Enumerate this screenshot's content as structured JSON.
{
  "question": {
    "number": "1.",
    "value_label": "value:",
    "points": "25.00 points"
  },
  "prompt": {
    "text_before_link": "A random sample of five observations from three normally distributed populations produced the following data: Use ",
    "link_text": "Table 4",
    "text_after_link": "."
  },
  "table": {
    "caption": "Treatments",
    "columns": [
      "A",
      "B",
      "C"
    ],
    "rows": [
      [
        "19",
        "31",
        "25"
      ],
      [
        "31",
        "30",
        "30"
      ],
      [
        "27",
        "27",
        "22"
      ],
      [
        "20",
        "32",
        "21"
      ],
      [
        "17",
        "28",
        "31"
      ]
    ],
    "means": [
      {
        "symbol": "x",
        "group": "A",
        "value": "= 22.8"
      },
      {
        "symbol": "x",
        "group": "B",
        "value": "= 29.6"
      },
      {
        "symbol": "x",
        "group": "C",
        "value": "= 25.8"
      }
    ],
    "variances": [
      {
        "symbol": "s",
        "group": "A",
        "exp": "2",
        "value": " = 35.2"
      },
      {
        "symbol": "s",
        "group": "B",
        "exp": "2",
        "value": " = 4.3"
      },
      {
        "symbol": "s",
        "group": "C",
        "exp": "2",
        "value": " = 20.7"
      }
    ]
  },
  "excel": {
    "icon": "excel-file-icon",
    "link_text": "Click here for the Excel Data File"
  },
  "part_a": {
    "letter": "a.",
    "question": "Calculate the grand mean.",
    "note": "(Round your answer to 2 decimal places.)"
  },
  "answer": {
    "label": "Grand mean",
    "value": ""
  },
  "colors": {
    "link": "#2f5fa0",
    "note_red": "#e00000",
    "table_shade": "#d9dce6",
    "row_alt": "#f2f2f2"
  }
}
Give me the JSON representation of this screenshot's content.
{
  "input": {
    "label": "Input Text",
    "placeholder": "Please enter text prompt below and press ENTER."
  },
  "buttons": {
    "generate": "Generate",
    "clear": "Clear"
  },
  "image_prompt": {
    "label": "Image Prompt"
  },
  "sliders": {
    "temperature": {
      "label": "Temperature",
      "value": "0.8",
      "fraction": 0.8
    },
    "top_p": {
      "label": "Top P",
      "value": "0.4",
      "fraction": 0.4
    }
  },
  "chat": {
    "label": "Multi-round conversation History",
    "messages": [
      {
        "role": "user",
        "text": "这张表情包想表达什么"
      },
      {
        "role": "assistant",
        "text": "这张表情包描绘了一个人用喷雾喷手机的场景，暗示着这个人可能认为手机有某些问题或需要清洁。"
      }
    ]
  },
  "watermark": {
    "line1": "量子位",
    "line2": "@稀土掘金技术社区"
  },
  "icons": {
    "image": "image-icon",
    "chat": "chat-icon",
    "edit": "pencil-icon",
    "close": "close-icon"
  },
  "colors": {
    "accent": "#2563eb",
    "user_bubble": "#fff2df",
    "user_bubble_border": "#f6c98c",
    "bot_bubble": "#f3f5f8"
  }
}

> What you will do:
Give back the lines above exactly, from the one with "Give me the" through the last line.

> Your solution:
Give me the JSON representation of this screenshot's content.
{
  "input": {
    "label": "Input Text",
    "placeholder": "Please enter text prompt below and press ENTER."
  },
  "buttons": {
    "generate": "Generate",
    "clear": "Clear"
  },
  "image_prompt": {
    "label": "Image Prompt"
  },
  "sliders": {
    "temperature": {
      "label": "Temperature",
      "value": "0.8",
      "fraction": 0.8
    },
    "top_p": {
      "label": "Top P",
      "value": "0.4",
      "fraction": 0.4
    }
  },
  "chat": {
    "label": "Multi-round conversation History",
    "messages": [
      {
        "role": "user",
        "text": "这张表情包想表达什么"
      },
      {
        "role": "assistant",
        "text": "这张表情包描绘了一个人用喷雾喷手机的场景，暗示着这个人可能认为手机有某些问题或需要清洁。"
      }
    ]
  },
  "watermark": {
    "line1": "量子位",
    "line2": "@稀土掘金技术社区"
  },
  "icons": {
    "image": "image-icon",
    "chat": "chat-icon",
    "edit": "pencil-icon",
    "close": "close-icon"
  },
  "colors": {
    "accent": "#2563eb",
    "user_bubble": "#fff2df",
    "user_bubble_border": "#f6c98c",
    "bot_bubble": "#f3f5f8"
  }
}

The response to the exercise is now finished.